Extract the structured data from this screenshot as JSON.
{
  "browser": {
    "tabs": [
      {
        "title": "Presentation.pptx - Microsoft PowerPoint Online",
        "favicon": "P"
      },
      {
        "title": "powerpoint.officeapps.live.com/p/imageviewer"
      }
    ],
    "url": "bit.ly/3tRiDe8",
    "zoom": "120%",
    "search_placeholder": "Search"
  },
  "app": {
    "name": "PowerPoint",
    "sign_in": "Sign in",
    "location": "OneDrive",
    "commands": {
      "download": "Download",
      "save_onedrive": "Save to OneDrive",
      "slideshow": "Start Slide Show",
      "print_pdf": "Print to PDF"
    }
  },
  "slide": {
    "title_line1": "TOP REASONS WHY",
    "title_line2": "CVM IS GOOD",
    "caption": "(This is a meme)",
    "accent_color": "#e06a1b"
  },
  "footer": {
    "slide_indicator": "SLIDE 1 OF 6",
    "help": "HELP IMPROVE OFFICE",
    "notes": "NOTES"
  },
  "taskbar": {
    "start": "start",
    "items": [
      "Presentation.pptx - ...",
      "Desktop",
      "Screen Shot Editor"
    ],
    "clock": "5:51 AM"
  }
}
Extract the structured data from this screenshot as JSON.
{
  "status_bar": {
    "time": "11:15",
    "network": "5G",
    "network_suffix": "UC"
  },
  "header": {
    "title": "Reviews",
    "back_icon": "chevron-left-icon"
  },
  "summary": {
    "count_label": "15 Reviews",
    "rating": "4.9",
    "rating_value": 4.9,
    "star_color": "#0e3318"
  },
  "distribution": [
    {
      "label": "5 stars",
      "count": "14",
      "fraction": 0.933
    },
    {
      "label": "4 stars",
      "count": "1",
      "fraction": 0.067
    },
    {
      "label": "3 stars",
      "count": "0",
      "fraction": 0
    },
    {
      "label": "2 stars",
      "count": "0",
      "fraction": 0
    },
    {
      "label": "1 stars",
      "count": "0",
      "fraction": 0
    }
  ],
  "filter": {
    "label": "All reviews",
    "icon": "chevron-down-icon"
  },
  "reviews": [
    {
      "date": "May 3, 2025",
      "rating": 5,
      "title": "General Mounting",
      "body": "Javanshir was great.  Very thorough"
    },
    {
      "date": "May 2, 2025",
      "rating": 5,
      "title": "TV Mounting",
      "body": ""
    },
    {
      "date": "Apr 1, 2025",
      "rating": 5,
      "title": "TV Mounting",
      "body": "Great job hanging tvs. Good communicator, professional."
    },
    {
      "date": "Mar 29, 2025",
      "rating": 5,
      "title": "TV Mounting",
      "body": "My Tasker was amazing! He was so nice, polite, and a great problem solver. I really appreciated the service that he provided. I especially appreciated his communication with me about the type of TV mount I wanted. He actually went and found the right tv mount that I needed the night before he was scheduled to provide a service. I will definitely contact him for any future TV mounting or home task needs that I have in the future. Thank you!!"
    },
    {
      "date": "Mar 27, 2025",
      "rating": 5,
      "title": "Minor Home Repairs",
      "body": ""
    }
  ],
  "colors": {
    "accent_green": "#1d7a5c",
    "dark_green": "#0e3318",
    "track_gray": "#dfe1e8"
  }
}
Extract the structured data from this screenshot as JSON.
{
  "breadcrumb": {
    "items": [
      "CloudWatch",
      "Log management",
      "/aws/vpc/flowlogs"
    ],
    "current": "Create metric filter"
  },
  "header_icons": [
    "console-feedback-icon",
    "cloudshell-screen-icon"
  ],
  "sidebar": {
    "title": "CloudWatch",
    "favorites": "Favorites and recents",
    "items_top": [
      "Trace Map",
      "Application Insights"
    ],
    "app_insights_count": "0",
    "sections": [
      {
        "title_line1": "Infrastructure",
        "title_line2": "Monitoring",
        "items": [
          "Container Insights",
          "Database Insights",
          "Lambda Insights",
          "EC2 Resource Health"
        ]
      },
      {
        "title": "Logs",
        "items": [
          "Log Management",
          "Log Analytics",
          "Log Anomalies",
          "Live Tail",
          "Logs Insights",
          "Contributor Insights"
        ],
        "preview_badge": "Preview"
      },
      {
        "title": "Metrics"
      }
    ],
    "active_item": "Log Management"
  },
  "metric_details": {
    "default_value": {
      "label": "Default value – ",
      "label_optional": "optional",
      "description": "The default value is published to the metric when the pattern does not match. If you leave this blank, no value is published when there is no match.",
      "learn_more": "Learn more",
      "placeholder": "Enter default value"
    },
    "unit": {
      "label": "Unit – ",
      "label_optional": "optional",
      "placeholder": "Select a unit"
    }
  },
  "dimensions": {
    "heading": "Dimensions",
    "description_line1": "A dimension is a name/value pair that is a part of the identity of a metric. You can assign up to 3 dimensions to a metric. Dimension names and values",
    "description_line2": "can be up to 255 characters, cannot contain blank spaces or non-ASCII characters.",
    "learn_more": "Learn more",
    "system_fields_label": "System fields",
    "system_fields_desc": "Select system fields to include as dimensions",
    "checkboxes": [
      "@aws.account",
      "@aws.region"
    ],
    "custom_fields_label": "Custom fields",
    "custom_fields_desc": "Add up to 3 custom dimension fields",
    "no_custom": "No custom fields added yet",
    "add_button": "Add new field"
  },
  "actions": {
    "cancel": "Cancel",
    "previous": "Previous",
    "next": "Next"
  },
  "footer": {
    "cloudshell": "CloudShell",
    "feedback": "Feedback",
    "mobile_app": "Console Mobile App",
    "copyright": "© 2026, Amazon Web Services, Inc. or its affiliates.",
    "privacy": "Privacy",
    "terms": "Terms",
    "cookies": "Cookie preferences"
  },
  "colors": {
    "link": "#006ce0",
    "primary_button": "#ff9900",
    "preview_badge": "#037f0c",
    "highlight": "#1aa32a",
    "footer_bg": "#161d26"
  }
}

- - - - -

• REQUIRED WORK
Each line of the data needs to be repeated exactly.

• RESULT OF THIS TASK
Extract the structured data from this screenshot as JSON.
{
  "browser": {
    "tabs": [
      {
        "title": "Presentation.pptx - Microsoft PowerPoint Online",
        "favicon": "P"
      },
      {
        "title": "powerpoint.officeapps.live.com/p/imageviewer"
      }
    ],
    "url": "bit.ly/3tRiDe8",
    "zoom": "120%",
    "search_placeholder": "Search"
  },
  "app": {
    "name": "PowerPoint",
    "sign_in": "Sign in",
    "location": "OneDrive",
    "commands": {
      "download": "Download",
      "save_onedrive": "Save to OneDrive",
      "slideshow": "Start Slide Show",
      "print_pdf": "Print to PDF"
    }
  },
  "slide": {
    "title_line1": "TOP REASONS WHY",
    "title_line2": "CVM IS GOOD",
    "caption": "(This is a meme)",
    "accent_color": "#e06a1b"
  },
  "footer": {
    "slide_indicator": "SLIDE 1 OF 6",
    "help": "HELP IMPROVE OFFICE",
    "notes": "NOTES"
  },
  "taskbar": {
    "start": "start",
    "items": [
      "Presentation.pptx - ...",
      "Desktop",
      "Screen Shot Editor"
    ],
    "clock": "5:51 AM"
  }
}
Extract the structured data from this screenshot as JSON.
{
  "status_bar": {
    "time": "11:15",
    "network": "5G",
    "network_suffix": "UC"
  },
  "header": {
    "title": "Reviews",
    "back_icon": "chevron-left-icon"
  },
  "summary": {
    "count_label": "15 Reviews",
    "rating": "4.9",
    "rating_value": 4.9,
    "star_color": "#0e3318"
  },
  "distribution": [
    {
      "label": "5 stars",
      "count": "14",
      "fraction": 0.933
    },
    {
      "label": "4 stars",
      "count": "1",
      "fraction": 0.067
    },
    {
      "label": "3 stars",
      "count": "0",
      "fraction": 0
    },
    {
      "label": "2 stars",
      "count": "0",
      "fraction": 0
    },
    {
      "label": "1 stars",
      "count": "0",
      "fraction": 0
    }
  ],
  "filter": {
    "label": "All reviews",
    "icon": "chevron-down-icon"
  },
  "reviews": [
    {
      "date": "May 3, 2025",
      "rating": 5,
      "title": "General Mounting",
      "body": "Javanshir was great.  Very thorough"
    },
    {
      "date": "May 2, 2025",
      "rating": 5,
      "title": "TV Mounting",
      "body": ""
    },
    {
      "date": "Apr 1, 2025",
      "rating": 5,
      "title": "TV Mounting",
      "body": "Great job hanging tvs. Good communicator, professional."
    },
    {
      "date": "Mar 29, 2025",
      "rating": 5,
      "title": "TV Mounting",
      "body": "My Tasker was amazing! He was so nice, polite, and a great problem solver. I really appreciated the service that he provided. I especially appreciated his communication with me about the type of TV mount I wanted. He actually went and found the right tv mount that I needed the night before he was scheduled to provide a service. I will definitely contact him for any future TV mounting or home task needs that I have in the future. Thank you!!"
    },
    {
      "date": "Mar 27, 2025",
      "rating": 5,
      "title": "Minor Home Repairs",
      "body": ""
    }
  ],
  "colors": {
    "accent_green": "#1d7a5c",
    "dark_green": "#0e3318",
    "track_gray": "#dfe1e8"
  }
}
Extract the structured data from this screenshot as JSON.
{
  "breadcrumb": {
    "items": [
      "CloudWatch",
      "Log management",
      "/aws/vpc/flowlogs"
    ],
    "current": "Create metric filter"
  },
  "header_icons": [
    "console-feedback-icon",
    "cloudshell-screen-icon"
  ],
  "sidebar": {
    "title": "CloudWatch",
    "favorites": "Favorites and recents",
    "items_top": [
      "Trace Map",
      "Application Insights"
    ],
    "app_insights_count": "0",
    "sections": [
      {
        "title_line1": "Infrastructure",
        "title_line2": "Monitoring",
        "items": [
          "Container Insights",
          "Database Insights",
          "Lambda Insights",
          "EC2 Resource Health"
        ]
      },
      {
        "title": "Logs",
        "items": [
          "Log Management",
          "Log Analytics",
          "Log Anomalies",
          "Live Tail",
          "Logs Insights",
          "Contributor Insights"
        ],
        "preview_badge": "Preview"
      },
      {
        "title": "Metrics"
      }
    ],
    "active_item": "Log Management"
  },
  "metric_details": {
    "default_value": {
      "label": "Default value – ",
      "label_optional": "optional",
      "description": "The default value is published to the metric when the pattern does not match. If you leave this blank, no value is published when there is no match.",
      "learn_more": "Learn more",
      "placeholder": "Enter default value"
    },
    "unit": {
      "label": "Unit – ",
      "label_optional": "optional",
      "placeholder": "Select a unit"
    }
  },
  "dimensions": {
    "heading": "Dimensions",
    "description_line1": "A dimension is a name/value pair that is a part of the identity of a metric. You can assign up to 3 dimensions to a metric. Dimension names and values",
    "description_line2": "can be up to 255 characters, cannot contain blank spaces or non-ASCII characters.",
    "learn_more": "Learn more",
    "system_fields_label": "System fields",
    "system_fields_desc": "Select system fields to include as dimensions",
    "checkboxes": [
      "@aws.account",
      "@aws.region"
    ],
    "custom_fields_label": "Custom fields",
    "custom_fields_desc": "Add up to 3 custom dimension fields",
    "no_custom": "No custom fields added yet",
    "add_button": "Add new field"
  },
  "actions": {
    "cancel": "Cancel",
    "previous": "Previous",
    "next": "Next"
  },
  "footer": {
    "cloudshell": "CloudShell",
    "feedback": "Feedback",
    "mobile_app": "Console Mobile App",
    "copyright": "© 2026, Amazon Web Services, Inc. or its affiliates.",
    "privacy": "Privacy",
    "terms": "Terms",
    "cookies": "Cookie preferences"
  },
  "colors": {
    "link": "#006ce0",
    "primary_button": "#ff9900",
    "preview_badge": "#037f0c",
    "highlight": "#1aa32a",
    "footer_bg": "#161d26"
  }
}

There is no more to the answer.